#### [Requirement]
Each line of the data below that holds the word "align" is to be reported in full.

Data about app and page elements

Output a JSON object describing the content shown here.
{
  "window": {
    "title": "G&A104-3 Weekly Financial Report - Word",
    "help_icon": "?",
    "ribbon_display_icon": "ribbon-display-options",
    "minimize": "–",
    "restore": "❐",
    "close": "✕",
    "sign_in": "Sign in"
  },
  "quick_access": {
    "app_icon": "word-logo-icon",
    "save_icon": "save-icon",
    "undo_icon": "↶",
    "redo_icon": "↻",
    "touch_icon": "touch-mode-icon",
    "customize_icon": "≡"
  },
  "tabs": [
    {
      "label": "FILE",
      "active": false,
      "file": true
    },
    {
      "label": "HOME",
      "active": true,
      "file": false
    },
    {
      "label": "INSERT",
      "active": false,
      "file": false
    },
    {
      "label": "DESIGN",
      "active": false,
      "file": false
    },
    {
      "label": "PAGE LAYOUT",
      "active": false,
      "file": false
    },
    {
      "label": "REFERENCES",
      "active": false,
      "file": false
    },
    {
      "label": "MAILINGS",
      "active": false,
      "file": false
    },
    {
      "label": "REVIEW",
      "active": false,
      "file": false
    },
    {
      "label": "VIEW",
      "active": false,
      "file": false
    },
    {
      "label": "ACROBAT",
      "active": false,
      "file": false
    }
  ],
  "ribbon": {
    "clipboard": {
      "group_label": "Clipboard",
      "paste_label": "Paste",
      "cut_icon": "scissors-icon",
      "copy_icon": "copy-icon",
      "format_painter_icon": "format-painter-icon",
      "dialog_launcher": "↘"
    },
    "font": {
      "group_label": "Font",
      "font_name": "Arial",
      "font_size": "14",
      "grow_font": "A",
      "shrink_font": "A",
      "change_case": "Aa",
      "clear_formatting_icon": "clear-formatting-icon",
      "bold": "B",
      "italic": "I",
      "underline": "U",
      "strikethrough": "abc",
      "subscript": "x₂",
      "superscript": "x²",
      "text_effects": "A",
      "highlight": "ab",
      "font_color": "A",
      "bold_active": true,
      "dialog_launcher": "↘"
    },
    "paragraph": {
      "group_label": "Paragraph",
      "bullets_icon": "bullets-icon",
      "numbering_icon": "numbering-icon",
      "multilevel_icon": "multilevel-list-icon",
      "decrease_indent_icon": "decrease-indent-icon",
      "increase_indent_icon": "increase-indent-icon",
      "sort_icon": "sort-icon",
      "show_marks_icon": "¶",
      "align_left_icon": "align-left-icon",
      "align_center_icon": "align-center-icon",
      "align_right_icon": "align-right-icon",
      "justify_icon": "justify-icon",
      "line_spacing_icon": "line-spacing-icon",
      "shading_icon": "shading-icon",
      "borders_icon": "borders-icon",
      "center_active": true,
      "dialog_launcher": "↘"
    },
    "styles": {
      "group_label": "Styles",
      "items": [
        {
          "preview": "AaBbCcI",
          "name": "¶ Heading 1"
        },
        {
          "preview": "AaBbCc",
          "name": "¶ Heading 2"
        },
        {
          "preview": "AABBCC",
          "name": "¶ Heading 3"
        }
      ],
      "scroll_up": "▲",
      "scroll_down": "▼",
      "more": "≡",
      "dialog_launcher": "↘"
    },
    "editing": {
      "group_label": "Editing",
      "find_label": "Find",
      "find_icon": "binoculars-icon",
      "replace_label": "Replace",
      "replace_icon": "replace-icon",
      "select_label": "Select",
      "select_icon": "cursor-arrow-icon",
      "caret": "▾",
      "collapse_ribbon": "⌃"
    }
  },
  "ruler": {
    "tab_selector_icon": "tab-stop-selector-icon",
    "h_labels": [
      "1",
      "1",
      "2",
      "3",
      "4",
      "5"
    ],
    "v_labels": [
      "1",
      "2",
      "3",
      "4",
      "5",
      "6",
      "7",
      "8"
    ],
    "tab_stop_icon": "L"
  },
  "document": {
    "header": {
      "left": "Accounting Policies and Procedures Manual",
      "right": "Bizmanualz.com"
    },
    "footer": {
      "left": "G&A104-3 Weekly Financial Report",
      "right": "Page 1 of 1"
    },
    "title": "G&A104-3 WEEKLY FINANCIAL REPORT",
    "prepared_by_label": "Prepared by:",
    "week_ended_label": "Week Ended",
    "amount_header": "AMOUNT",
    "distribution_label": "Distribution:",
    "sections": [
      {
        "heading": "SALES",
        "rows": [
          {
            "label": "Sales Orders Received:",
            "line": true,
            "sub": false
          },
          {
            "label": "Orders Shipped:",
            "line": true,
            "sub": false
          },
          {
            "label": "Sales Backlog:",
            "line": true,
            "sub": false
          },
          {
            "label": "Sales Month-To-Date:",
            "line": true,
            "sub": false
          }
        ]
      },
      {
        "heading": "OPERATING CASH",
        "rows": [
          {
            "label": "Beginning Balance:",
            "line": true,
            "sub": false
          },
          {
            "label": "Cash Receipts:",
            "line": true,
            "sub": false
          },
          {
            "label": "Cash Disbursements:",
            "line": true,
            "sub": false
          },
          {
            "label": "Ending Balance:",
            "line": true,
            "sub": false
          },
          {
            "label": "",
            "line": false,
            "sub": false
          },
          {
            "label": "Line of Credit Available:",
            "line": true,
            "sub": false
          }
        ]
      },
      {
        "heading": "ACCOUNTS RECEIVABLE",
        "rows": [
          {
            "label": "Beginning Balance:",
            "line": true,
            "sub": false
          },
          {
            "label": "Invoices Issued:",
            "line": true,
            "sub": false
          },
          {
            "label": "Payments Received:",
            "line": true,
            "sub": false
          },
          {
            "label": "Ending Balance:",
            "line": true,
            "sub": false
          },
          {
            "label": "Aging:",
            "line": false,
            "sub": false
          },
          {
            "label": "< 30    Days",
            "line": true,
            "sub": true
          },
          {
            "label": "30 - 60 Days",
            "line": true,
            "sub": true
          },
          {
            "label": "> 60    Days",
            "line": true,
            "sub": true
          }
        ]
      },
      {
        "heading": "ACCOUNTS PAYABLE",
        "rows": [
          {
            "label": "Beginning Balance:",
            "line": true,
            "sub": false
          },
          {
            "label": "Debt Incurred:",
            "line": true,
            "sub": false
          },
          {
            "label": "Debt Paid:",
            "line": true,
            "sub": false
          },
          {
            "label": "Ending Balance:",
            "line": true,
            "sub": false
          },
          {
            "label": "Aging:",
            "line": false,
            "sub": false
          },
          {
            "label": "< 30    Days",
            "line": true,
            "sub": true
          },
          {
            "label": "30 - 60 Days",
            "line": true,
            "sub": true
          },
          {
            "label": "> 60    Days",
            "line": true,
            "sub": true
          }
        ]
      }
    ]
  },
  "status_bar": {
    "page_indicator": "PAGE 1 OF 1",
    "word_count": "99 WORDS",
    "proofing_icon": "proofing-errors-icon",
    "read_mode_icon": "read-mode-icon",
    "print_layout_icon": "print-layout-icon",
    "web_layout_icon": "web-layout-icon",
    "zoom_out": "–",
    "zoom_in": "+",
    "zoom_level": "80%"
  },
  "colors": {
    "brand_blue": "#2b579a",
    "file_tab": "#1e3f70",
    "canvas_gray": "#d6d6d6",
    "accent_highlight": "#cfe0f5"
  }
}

#### [Final answer]
      "align_left_icon": "align-left-icon",
      "align_center_icon": "align-center-icon",
      "align_right_icon": "align-right-icon",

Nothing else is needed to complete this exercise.